## What is required
Whenever "comments" appears in a line, please copy that line from the data.

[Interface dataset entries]
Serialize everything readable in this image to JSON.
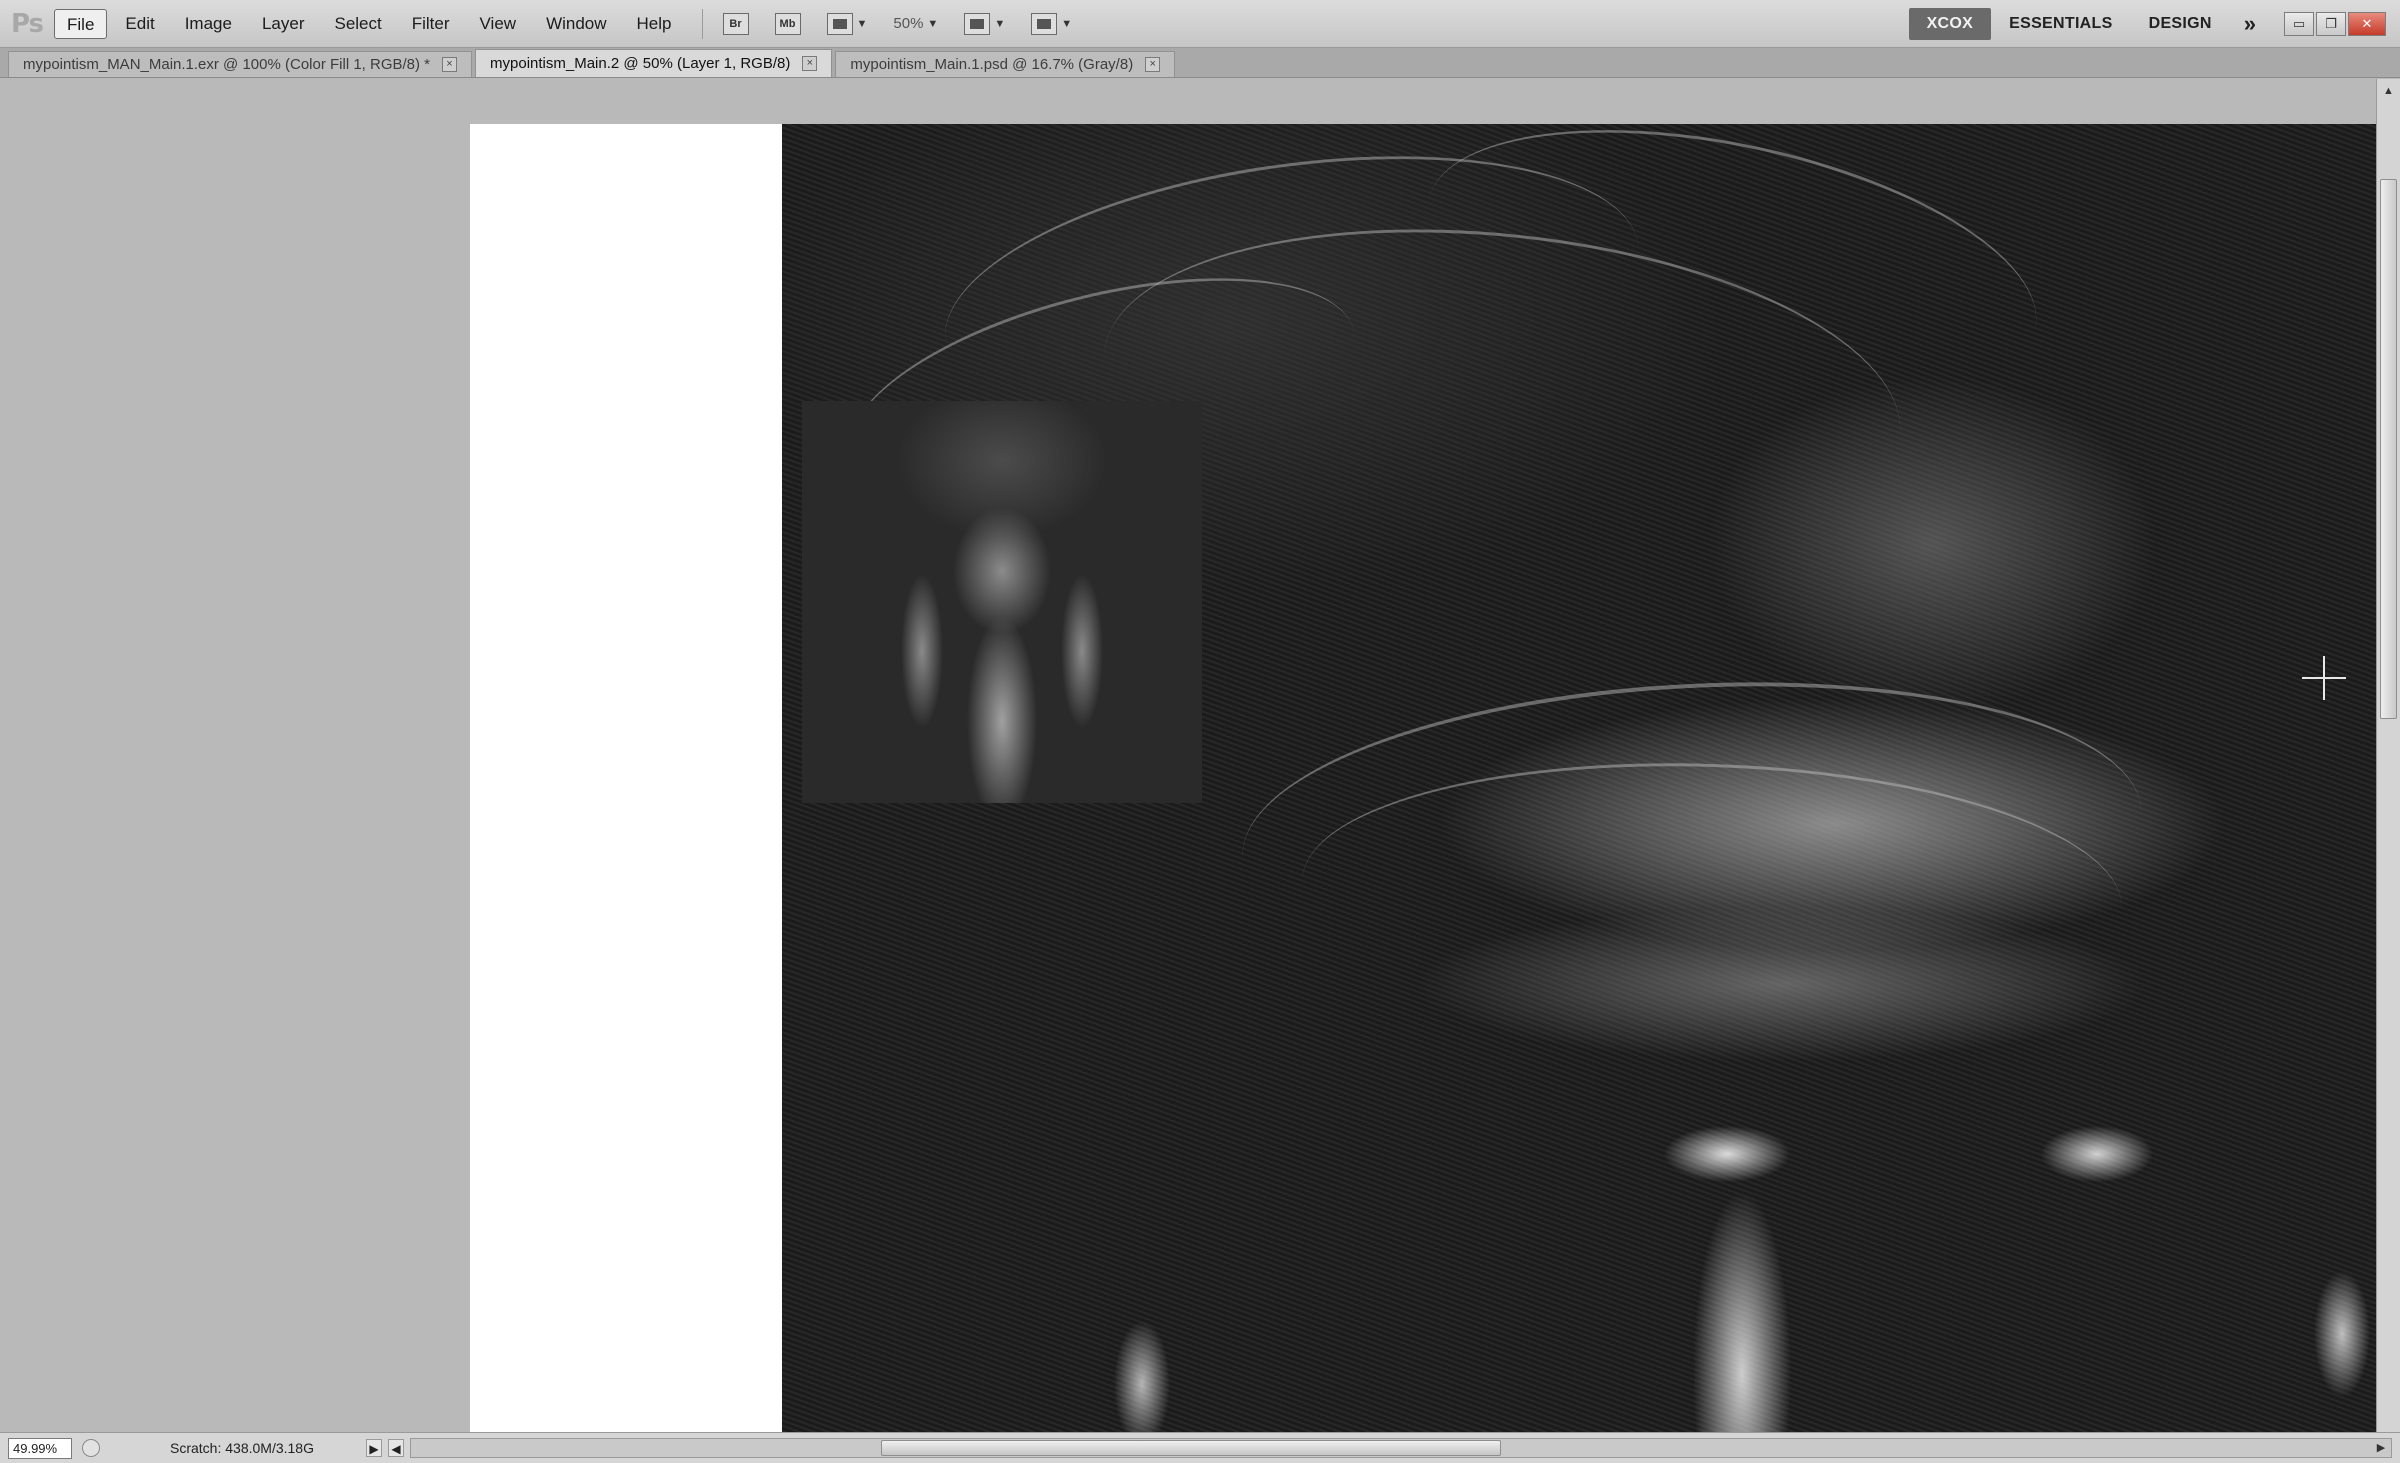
{
  "app": {
    "logo": "Ps"
  },
  "menu": [
    "File",
    "Edit",
    "Image",
    "Layer",
    "Select",
    "Filter",
    "View",
    "Window",
    "Help"
  ],
  "toolbar": {
    "bridge_label": "Br",
    "minibridge_label": "Mb",
    "zoom": "50%"
  },
  "workspaces": {
    "items": [
      "XCOX",
      "ESSENTIALS",
      "DESIGN"
    ],
    "active": "XCOX",
    "more": "»"
  },
  "tabs": [
    {
      "label": "mypointism_MAN_Main.1.exr @ 100% (Color Fill 1, RGB/8) *",
      "active": false
    },
    {
      "label": "mypointism_Main.2 @ 50% (Layer 1, RGB/8)",
      "active": true
    },
    {
      "label": "mypointism_Main.1.psd @ 16.7% (Gray/8)",
      "active": false
    }
  ],
  "tab_close": "×",
  "status": {
    "zoom": "49.99%",
    "scratch": "Scratch: 438.0M/3.18G",
    "arrow_right": "▶",
    "arrow_left": "◀",
    "arrow_end": "▶"
  },
  "scroll": {
    "up": "▲",
    "down": "▼"
  },
  "colors": {
    "chrome": "#c6c6c6",
    "pasteboard": "#b9b9b9",
    "workspace_active": "#6a6a6a",
    "close": "#c63b2a"
  }
}
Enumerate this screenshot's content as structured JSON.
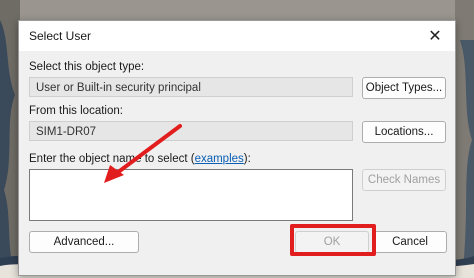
{
  "dialog": {
    "title": "Select User",
    "object_type_label": "Select this object type:",
    "object_type_value": "User or Built-in security principal",
    "object_types_button": "Object Types...",
    "location_label": "From this location:",
    "location_value": "SIM1-DR07",
    "locations_button": "Locations...",
    "enter_name_label": "Enter the object name to select (",
    "examples_link": "examples",
    "enter_name_label_end": "):",
    "check_names_button": "Check Names",
    "advanced_button": "Advanced...",
    "ok_button": "OK",
    "cancel_button": "Cancel"
  },
  "colors": {
    "highlight": "#e21d1d",
    "arrow": "#e21d1d",
    "link": "#0a5fb4"
  }
}
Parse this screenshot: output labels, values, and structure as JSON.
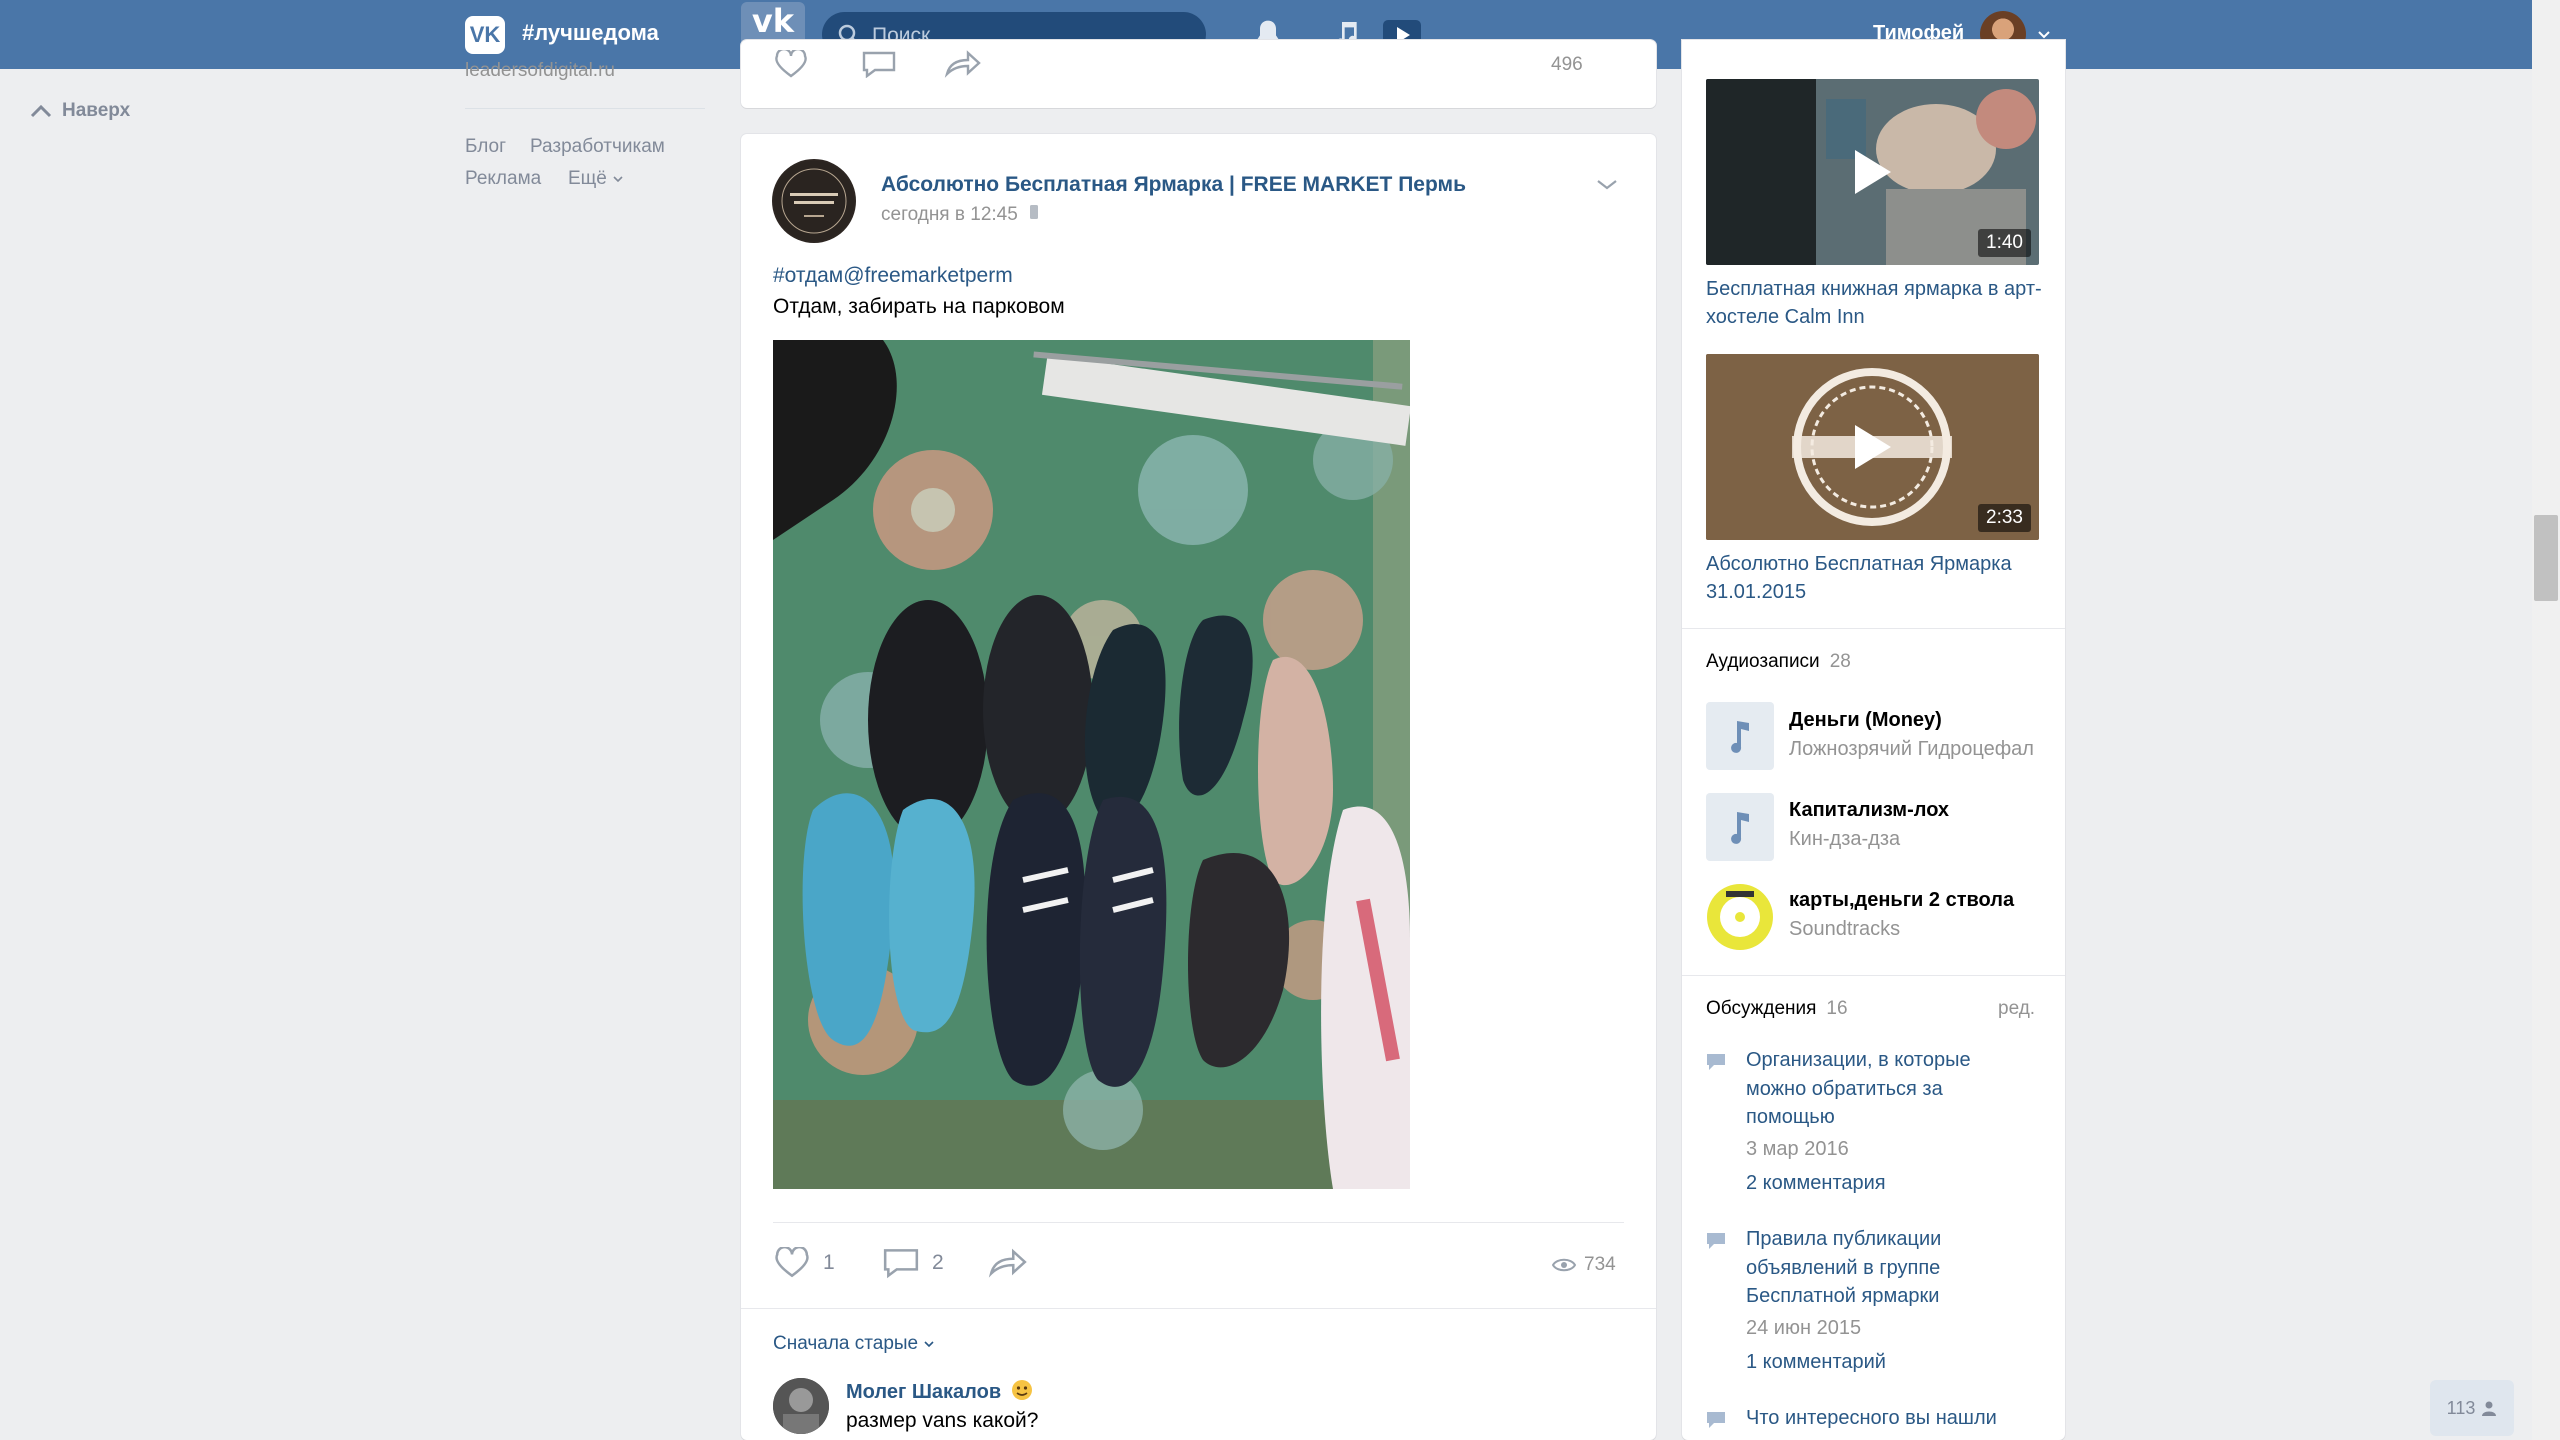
{
  "header": {
    "logo_text": "VK",
    "hashtag": "#лучшедома",
    "vkbutton_big": "vk",
    "vkbutton_small": "button",
    "search_placeholder": "Поиск",
    "user_name": "Тимофей",
    "bar_color": "#4a76a8"
  },
  "left": {
    "upward": "Наверх",
    "site": "leadersofdigital.ru",
    "links": [
      "Блог",
      "Разработчикам",
      "Реклама",
      "Ещё"
    ]
  },
  "post": {
    "author": "Абсолютно Бесплатная Ярмарка | FREE MARKET Пермь",
    "time": "сегодня в 12:45",
    "hashtag": "#отдам@freemarketperm",
    "text": "Отдам, забирать на парковом",
    "likes": "1",
    "comments": "2",
    "views": "734",
    "prev_views": "496",
    "sort_label": "Сначала старые",
    "comment": {
      "author": "Молег Шакалов",
      "text": "размер vans какой?"
    }
  },
  "videos": [
    {
      "title": "Бесплатная книжная ярмарка в арт-хостеле Calm Inn",
      "duration": "1:40"
    },
    {
      "title": "Абсолютно Бесплатная Ярмарка 31.01.2015",
      "duration": "2:33"
    }
  ],
  "audio": {
    "heading": "Аудиозаписи",
    "count": "28",
    "items": [
      {
        "title": "Деньги (Money)",
        "artist": "Ложнозрячий Гидроцефал"
      },
      {
        "title": "Капитализм-лох",
        "artist": "Кин-дза-дза"
      },
      {
        "title": "карты,деньги 2 ствола",
        "artist": "Soundtracks"
      }
    ]
  },
  "discussions": {
    "heading": "Обсуждения",
    "count": "16",
    "edit": "ред.",
    "items": [
      {
        "title": "Организации, в которые можно обратиться за помощью",
        "date": "3 мар 2016",
        "comments": "2 комментария"
      },
      {
        "title": "Правила публикации объявлений в группе Бесплатной ярмарки",
        "date": "24 июн 2015",
        "comments": "1 комментарий"
      },
      {
        "title": "Что интересного вы нашли"
      }
    ]
  },
  "online_count": "113"
}
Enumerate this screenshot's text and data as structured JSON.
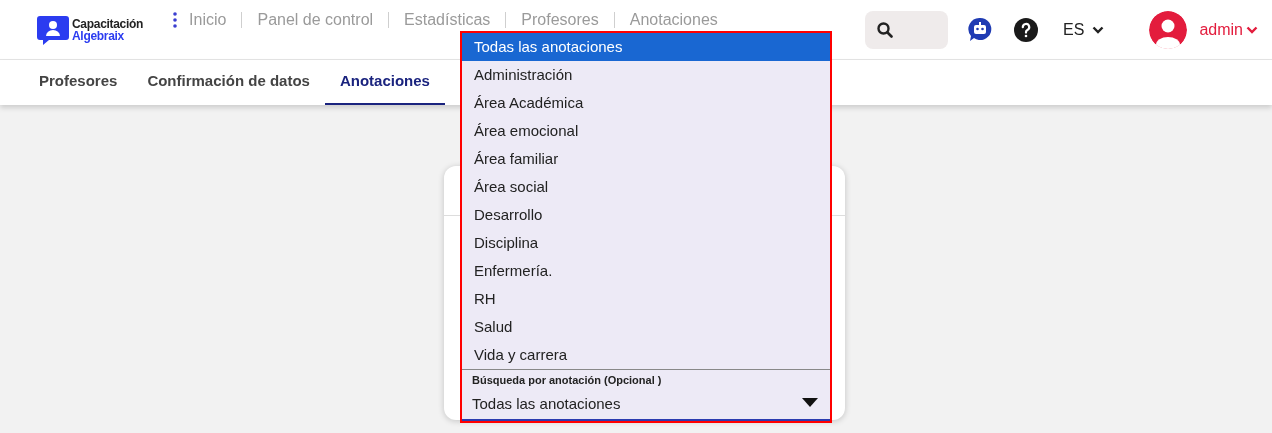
{
  "logo": {
    "line_1": "Capacitación",
    "line_2": "Algebraix"
  },
  "breadcrumb": [
    "Inicio",
    "Panel de control",
    "Estadísticas",
    "Profesores",
    "Anotaciones"
  ],
  "header": {
    "language": "ES",
    "user": "admin"
  },
  "tabs": [
    {
      "label": "Profesores",
      "selected": false
    },
    {
      "label": "Confirmación de datos",
      "selected": false
    },
    {
      "label": "Anotaciones",
      "selected": true
    }
  ],
  "annotation_select": {
    "label": "Búsqueda por anotación (Opcional )",
    "value": "Todas las anotaciones",
    "expanded": true,
    "options": [
      {
        "label": "Todas las anotaciones",
        "selected": true
      },
      {
        "label": "Administración",
        "selected": false
      },
      {
        "label": "Área Académica",
        "selected": false
      },
      {
        "label": "Área emocional",
        "selected": false
      },
      {
        "label": "Área familiar",
        "selected": false
      },
      {
        "label": "Área social",
        "selected": false
      },
      {
        "label": "Desarrollo",
        "selected": false
      },
      {
        "label": "Disciplina",
        "selected": false
      },
      {
        "label": "Enfermería.",
        "selected": false
      },
      {
        "label": "RH",
        "selected": false
      },
      {
        "label": "Salud",
        "selected": false
      },
      {
        "label": "Vida y carrera",
        "selected": false
      }
    ]
  }
}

## Result for this task
    "comments": "2",
        "comments": "2 комментария"
        "comments": "1 комментарий"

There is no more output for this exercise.